An instance of that is:

M. B. Wakin, Manifold-Based Signal Recovery and Parameter Estimation from Compressive Measurements.

http://inside.mines.edu/~mwakin/papers/mbw-sigRec…

also here:

http://inside.mines.edu/~mwakin/publications.html

Hope this helps.

Cheers,

Igor.

The options are intriguing with high-frequency data, to be sure, Hal, but I suspect someone will need to make it easy to do in order for it to become widespread. Still, in my evaluation work, it'd be good to learn how to do it even the harder ways. More reading and studying is in my future, I predict.

What gives me pause is not only do most economic and social time series (the ones you mentioned and the ones we read in the news) not deal in the advanced techniques you mentioned; they don't even seem to take advantage of traditional (Nyquist-Shannon) insights. Both aliasing and spectral leakage can become significant problems. We can also get lucky; sometimes we don't have such problems. The problem is that it's hard to know whether we do or not unless the people preparing the data or doing the analysis have taken it into consideration.

As for CS, Igor, I did some reading on the Rice site, and I'm beginning to catch on at the 10,000 meter level. I suspect the way I'd really get a feel for what it does is to program it, as several of us did for the Analytic Hierarchy Process a few years ago. (That's true both for CS and for mixed frequency estimation and nowcasting.) Maybe I can find something someone's already done in R or learn enough to try it in J (that could be a short program, anyway). I'll have to see if I can find implementation-oriented articles on the sites you've recommended.

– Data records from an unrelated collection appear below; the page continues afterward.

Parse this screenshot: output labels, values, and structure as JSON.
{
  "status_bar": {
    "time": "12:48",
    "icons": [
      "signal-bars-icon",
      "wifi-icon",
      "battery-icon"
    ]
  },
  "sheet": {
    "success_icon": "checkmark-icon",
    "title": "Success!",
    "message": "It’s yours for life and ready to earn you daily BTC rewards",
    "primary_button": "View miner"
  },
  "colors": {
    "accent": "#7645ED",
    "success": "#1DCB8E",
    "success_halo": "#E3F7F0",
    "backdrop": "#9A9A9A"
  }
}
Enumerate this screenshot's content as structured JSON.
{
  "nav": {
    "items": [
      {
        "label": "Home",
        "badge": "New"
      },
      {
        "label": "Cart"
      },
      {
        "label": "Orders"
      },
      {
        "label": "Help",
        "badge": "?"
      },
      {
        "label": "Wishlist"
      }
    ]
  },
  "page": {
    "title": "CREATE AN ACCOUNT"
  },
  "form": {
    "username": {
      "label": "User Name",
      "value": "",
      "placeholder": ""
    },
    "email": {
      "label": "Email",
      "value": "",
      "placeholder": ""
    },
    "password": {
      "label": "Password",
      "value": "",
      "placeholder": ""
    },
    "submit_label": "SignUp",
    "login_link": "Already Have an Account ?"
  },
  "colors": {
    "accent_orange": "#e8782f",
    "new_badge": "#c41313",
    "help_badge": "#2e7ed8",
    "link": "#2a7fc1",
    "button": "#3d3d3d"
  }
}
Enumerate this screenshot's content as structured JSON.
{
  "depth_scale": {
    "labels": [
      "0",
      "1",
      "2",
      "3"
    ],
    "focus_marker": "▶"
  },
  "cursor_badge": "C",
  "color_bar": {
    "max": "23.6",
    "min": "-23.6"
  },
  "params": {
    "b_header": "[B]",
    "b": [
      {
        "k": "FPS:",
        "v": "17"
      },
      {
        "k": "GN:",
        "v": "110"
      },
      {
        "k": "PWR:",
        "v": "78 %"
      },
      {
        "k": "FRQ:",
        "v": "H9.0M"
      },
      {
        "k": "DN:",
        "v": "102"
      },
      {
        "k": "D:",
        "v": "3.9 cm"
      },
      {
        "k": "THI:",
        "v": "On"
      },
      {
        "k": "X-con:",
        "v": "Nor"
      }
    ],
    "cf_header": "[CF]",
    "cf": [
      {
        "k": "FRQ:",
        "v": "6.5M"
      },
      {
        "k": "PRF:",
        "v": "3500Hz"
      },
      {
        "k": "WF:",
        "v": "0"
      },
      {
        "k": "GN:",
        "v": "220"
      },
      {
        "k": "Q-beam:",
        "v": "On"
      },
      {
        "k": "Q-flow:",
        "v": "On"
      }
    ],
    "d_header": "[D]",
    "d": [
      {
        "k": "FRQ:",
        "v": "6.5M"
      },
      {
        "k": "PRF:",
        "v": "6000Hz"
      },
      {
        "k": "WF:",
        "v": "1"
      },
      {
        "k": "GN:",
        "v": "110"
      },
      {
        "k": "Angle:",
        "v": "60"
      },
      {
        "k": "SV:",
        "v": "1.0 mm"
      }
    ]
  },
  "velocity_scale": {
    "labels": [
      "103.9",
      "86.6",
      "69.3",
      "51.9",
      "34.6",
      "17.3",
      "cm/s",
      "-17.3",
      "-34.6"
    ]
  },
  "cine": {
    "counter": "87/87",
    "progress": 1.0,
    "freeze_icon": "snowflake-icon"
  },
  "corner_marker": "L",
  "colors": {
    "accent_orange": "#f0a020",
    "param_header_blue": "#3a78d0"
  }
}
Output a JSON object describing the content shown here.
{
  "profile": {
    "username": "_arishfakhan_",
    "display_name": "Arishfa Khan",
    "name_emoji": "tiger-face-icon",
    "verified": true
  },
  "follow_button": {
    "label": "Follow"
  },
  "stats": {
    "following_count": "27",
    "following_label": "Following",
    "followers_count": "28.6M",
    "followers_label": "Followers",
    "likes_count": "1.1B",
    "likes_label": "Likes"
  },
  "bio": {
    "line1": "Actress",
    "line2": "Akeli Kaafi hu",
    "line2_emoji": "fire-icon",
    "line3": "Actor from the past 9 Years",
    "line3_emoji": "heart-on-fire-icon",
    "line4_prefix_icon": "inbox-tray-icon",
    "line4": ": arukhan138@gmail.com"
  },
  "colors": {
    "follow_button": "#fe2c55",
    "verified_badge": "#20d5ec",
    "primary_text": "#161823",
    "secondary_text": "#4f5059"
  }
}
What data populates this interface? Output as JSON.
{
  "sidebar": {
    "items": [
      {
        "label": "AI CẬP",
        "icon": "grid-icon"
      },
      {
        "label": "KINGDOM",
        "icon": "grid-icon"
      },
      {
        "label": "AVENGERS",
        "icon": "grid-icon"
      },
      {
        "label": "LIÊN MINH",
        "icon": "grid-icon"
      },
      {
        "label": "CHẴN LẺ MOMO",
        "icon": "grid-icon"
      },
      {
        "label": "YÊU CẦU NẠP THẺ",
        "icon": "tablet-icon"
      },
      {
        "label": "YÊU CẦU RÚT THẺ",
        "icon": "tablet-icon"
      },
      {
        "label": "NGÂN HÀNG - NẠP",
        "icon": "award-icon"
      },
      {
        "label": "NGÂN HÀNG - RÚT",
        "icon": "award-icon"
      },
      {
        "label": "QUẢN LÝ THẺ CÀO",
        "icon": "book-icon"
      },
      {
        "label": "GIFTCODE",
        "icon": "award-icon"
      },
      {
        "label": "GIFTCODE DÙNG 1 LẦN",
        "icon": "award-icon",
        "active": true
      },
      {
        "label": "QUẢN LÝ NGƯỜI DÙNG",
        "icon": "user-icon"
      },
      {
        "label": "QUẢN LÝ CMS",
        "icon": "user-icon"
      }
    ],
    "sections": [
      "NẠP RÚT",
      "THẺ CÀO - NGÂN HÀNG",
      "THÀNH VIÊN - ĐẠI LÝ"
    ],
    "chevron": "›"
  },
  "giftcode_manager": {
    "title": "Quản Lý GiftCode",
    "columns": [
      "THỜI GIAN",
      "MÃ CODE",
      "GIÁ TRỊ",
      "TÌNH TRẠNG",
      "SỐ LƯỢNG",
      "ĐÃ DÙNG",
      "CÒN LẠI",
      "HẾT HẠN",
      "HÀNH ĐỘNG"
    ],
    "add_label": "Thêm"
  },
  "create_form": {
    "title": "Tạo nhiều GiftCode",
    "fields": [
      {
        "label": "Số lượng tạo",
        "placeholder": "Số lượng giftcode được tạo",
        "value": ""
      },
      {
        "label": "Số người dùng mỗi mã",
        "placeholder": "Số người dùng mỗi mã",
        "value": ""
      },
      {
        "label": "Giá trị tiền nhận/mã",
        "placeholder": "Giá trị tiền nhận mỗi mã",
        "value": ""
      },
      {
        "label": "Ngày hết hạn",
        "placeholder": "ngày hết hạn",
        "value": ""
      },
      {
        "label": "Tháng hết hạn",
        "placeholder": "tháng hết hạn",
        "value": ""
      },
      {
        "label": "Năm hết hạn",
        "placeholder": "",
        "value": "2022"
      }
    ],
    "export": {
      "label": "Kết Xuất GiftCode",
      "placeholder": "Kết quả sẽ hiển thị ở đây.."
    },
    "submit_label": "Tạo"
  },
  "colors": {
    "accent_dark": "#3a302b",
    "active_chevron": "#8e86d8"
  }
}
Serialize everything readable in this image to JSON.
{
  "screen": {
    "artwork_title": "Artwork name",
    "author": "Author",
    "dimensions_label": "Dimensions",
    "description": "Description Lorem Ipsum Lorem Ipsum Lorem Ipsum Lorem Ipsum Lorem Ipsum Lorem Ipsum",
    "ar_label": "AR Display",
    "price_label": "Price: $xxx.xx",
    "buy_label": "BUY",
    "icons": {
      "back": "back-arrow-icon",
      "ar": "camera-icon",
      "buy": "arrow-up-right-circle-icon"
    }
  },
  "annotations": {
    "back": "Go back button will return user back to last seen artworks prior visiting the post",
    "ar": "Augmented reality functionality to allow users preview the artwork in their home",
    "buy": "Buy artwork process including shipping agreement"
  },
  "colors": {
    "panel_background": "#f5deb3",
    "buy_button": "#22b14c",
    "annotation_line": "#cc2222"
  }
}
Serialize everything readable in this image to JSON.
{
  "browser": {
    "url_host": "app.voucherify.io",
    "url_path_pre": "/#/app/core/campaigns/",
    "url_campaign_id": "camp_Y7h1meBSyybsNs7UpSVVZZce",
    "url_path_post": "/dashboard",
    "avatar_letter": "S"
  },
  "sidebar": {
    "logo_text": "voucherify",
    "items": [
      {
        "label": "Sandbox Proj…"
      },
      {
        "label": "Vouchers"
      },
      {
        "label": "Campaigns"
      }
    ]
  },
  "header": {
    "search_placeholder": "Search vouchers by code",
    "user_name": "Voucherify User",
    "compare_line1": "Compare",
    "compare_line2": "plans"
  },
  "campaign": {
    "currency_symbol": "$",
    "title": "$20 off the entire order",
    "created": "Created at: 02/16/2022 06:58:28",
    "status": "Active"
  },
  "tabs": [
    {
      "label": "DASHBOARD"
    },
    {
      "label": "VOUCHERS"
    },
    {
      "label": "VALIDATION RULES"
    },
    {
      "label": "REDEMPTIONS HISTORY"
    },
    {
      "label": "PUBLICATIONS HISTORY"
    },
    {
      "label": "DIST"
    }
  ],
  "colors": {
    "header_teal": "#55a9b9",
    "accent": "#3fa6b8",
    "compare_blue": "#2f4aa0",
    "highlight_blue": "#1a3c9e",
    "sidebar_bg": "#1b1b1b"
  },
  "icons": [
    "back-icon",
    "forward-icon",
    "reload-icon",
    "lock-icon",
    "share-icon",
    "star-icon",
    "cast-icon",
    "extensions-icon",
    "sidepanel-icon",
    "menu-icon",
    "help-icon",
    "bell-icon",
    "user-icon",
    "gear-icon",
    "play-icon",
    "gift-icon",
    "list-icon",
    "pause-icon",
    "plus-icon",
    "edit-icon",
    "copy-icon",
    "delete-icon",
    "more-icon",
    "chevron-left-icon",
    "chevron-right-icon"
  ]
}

Bill,

You might want to read the Big Picture page I set up as a result of trying to provide a more static page of the field.

http://sites.google.com/site/igorcarron2/cs

Of interest are the encoding or measurement matrices being used :

http://sites.google.com/site/igorcarron2/cs#measu…

and more importantly the solvers needed to reconstruct the (sparse) signals:

http://sites.google.com/site/igorcarron2/cs#recon…

Most of these solvers are written in Matlab (there should be one in Python) but since the m files in matlab are text file, they are eminently readable. If you want to translate one of these to R or J, I would advise you to look at the algorithms implementing greedy methods as they are the simplest ones to understand. Cosamp and subspace pursuit fall in that category.

Good luck.

Cheers,

Igor.